Private clubs and pubs not serving food will be unaffected
The Commons health select committee says a total ban is the "only effective means" of protecting public health.
The Health Bill would allow smoking to continue in private clubs and pubs which do not serve food.
Health minister Caroline Flint said this represented "a huge step forward for public health".
'Element of choice'
She added: "Even in the exempted bars and private members clubs bar workers will be better protected through the exclusion of smoking in the bar area.
"We believe that these proposals offer the right balance between reducing the public health risk whilst allowing an element of choice for those who do want to smoke with a drink to do so in a way which has minimal impact on other people."
But the report says ministers, who have reportedly been divided over the issue, are "sorely lacking" leadership and clarity, while Cabinet attitudes have been "muddled and vacillating".
It calls for the ban on smoking to be extended to drink-only pubs and members-only clubs in an effort to protect bar workers and children from fumes.
A partial ban would "widen health inequalities" and "be disputed in the courts", MPs add.
The report - Smoking in Public Places - claims there is "clear public support" for a total ban and "strong evidence" of the effects of passive smoking.
The committee's chairman, Labour MP Kevin Barron, said: "The government is missing out on a golden opportunity to dramatically improve the public health of this country.
"The current proposals fly in the face of medical opinion and will do nothing to protect those most at risk.
"As they stand, they will simply exacerbate existing health inequalities and will confuse the public as to where they can and cannot smoke."
Tony Blair last week told MPs he would "listen to the debate with interest".

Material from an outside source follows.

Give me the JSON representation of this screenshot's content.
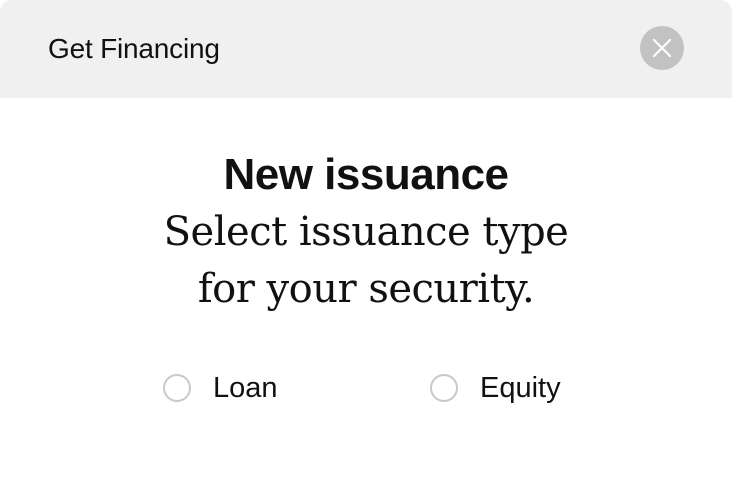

The committee found the Health Bill, published in October, had given "only a very vague sense of the government's intentions".
Health Secretary Patricia Hewitt has since said she expects the partial ban to lead to a comprehensive ban within a few years.
It is thought she wanted a total ban but settled for the partial option after meeting opposition in Cabinet from her predecessor John Reid, understood to be concerned it would lead to accusations of a "nanny state".
Some 95 MPs, including 64 Labour backbenchers, have signed a motion calling for a free vote on the issue.
Professor Alex Markham, chief executive of Cancer Research UK, said: "The government knows that pub workers will continue to die under a partial ban.
"We call on it to act on the views of doctors, health charities, the public and the hospitality industry and introduce a comprehensive smoke-free law as soon as possible."
The British Heart Foundation called the government plan a "nonsensical compromise".
However, a study by University College London suggests smoking bans in public places lead to children being exposed to higher levels of tobacco smoke at home.
The government has agreed to stop smoking in all pubs and clubs in Northern Ireland, and the Scottish Executive has ordered a ban.
The Health Bill gives the Welsh Assembly the right to decide for itself whether to implement a ban it has already twice approved in principle.